Given records:
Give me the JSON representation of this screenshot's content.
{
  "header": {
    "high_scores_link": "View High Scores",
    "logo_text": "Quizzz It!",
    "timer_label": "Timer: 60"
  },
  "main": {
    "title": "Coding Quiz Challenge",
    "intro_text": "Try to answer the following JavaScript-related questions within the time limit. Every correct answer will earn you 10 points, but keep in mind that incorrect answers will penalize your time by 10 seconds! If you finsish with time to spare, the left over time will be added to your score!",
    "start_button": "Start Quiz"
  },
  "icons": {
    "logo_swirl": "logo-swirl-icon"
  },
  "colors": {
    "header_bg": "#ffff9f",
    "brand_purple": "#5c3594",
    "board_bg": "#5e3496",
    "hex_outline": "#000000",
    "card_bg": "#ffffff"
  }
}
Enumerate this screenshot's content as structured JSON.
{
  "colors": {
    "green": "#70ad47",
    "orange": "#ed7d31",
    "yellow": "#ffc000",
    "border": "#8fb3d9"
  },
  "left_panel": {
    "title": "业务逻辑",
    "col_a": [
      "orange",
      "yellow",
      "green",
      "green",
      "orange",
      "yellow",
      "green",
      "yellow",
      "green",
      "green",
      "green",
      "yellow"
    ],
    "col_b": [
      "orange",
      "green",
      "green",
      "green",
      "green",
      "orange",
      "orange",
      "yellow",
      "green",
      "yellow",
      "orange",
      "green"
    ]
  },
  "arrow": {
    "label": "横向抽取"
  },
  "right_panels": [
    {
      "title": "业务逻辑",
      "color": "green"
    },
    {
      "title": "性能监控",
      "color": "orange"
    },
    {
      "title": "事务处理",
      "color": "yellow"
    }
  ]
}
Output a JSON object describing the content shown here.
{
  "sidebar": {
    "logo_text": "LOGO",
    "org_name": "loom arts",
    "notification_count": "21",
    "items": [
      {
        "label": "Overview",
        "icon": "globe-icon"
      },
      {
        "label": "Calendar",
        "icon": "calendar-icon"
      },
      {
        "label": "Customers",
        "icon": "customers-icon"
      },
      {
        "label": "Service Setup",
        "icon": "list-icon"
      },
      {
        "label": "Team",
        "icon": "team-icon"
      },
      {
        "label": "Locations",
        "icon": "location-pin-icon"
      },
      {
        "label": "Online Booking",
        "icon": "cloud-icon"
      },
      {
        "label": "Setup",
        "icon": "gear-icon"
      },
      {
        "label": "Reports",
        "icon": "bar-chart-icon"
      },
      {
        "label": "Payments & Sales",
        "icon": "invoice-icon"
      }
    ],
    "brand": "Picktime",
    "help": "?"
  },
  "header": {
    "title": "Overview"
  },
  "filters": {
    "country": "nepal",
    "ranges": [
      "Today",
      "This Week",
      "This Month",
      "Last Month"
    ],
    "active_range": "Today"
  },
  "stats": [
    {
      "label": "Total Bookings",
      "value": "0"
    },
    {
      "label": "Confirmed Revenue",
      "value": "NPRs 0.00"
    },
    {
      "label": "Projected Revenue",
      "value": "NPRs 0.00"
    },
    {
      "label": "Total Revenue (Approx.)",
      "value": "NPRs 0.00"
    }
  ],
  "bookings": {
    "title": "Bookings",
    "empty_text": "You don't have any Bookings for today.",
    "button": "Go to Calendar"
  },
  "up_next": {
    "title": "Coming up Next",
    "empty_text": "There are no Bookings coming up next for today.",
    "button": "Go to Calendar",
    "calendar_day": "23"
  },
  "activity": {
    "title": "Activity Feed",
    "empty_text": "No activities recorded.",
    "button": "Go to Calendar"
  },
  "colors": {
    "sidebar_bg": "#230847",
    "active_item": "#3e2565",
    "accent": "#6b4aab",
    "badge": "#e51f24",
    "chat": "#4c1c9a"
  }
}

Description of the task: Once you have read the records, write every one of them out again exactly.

Exercise result:
Give me the JSON representation of this screenshot's content.
{
  "header": {
    "high_scores_link": "View High Scores",
    "logo_text": "Quizzz It!",
    "timer_label": "Timer: 60"
  },
  "main": {
    "title": "Coding Quiz Challenge",
    "intro_text": "Try to answer the following JavaScript-related questions within the time limit. Every correct answer will earn you 10 points, but keep in mind that incorrect answers will penalize your time by 10 seconds! If you finsish with time to spare, the left over time will be added to your score!",
    "start_button": "Start Quiz"
  },
  "icons": {
    "logo_swirl": "logo-swirl-icon"
  },
  "colors": {
    "header_bg": "#ffff9f",
    "brand_purple": "#5c3594",
    "board_bg": "#5e3496",
    "hex_outline": "#000000",
    "card_bg": "#ffffff"
  }
}
Enumerate this screenshot's content as structured JSON.
{
  "colors": {
    "green": "#70ad47",
    "orange": "#ed7d31",
    "yellow": "#ffc000",
    "border": "#8fb3d9"
  },
  "left_panel": {
    "title": "业务逻辑",
    "col_a": [
      "orange",
      "yellow",
      "green",
      "green",
      "orange",
      "yellow",
      "green",
      "yellow",
      "green",
      "green",
      "green",
      "yellow"
    ],
    "col_b": [
      "orange",
      "green",
      "green",
      "green",
      "green",
      "orange",
      "orange",
      "yellow",
      "green",
      "yellow",
      "orange",
      "green"
    ]
  },
  "arrow": {
    "label": "横向抽取"
  },
  "right_panels": [
    {
      "title": "业务逻辑",
      "color": "green"
    },
    {
      "title": "性能监控",
      "color": "orange"
    },
    {
      "title": "事务处理",
      "color": "yellow"
    }
  ]
}
Output a JSON object describing the content shown here.
{
  "sidebar": {
    "logo_text": "LOGO",
    "org_name": "loom arts",
    "notification_count": "21",
    "items": [
      {
        "label": "Overview",
        "icon": "globe-icon"
      },
      {
        "label": "Calendar",
        "icon": "calendar-icon"
      },
      {
        "label": "Customers",
        "icon": "customers-icon"
      },
      {
        "label": "Service Setup",
        "icon": "list-icon"
      },
      {
        "label": "Team",
        "icon": "team-icon"
      },
      {
        "label": "Locations",
        "icon": "location-pin-icon"
      },
      {
        "label": "Online Booking",
        "icon": "cloud-icon"
      },
      {
        "label": "Setup",
        "icon": "gear-icon"
      },
      {
        "label": "Reports",
        "icon": "bar-chart-icon"
      },
      {
        "label": "Payments & Sales",
        "icon": "invoice-icon"
      }
    ],
    "brand": "Picktime",
    "help": "?"
  },
  "header": {
    "title": "Overview"
  },
  "filters": {
    "country": "nepal",
    "ranges": [
      "Today",
      "This Week",
      "This Month",
      "Last Month"
    ],
    "active_range": "Today"
  },
  "stats": [
    {
      "label": "Total Bookings",
      "value": "0"
    },
    {
      "label": "Confirmed Revenue",
      "value": "NPRs 0.00"
    },
    {
      "label": "Projected Revenue",
      "value": "NPRs 0.00"
    },
    {
      "label": "Total Revenue (Approx.)",
      "value": "NPRs 0.00"
    }
  ],
  "bookings": {
    "title": "Bookings",
    "empty_text": "You don't have any Bookings for today.",
    "button": "Go to Calendar"
  },
  "up_next": {
    "title": "Coming up Next",
    "empty_text": "There are no Bookings coming up next for today.",
    "button": "Go to Calendar",
    "calendar_day": "23"
  },
  "activity": {
    "title": "Activity Feed",
    "empty_text": "No activities recorded.",
    "button": "Go to Calendar"
  },
  "colors": {
    "sidebar_bg": "#230847",
    "active_item": "#3e2565",
    "accent": "#6b4aab",
    "badge": "#e51f24",
    "chat": "#4c1c9a"
  }
}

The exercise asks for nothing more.